Available data.
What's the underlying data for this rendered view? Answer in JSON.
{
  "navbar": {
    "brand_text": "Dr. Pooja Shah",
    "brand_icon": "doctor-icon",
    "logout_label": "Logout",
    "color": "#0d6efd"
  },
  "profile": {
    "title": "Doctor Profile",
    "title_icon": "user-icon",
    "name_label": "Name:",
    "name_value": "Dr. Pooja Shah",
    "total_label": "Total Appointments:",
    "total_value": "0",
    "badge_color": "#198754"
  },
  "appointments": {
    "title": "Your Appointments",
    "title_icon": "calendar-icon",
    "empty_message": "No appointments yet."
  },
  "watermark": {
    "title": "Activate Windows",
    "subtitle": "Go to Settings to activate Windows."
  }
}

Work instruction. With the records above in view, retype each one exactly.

Answer space.
What's the underlying data for this rendered view? Answer in JSON.
{
  "navbar": {
    "brand_text": "Dr. Pooja Shah",
    "brand_icon": "doctor-icon",
    "logout_label": "Logout",
    "color": "#0d6efd"
  },
  "profile": {
    "title": "Doctor Profile",
    "title_icon": "user-icon",
    "name_label": "Name:",
    "name_value": "Dr. Pooja Shah",
    "total_label": "Total Appointments:",
    "total_value": "0",
    "badge_color": "#198754"
  },
  "appointments": {
    "title": "Your Appointments",
    "title_icon": "calendar-icon",
    "empty_message": "No appointments yet."
  },
  "watermark": {
    "title": "Activate Windows",
    "subtitle": "Go to Settings to activate Windows."
  }
}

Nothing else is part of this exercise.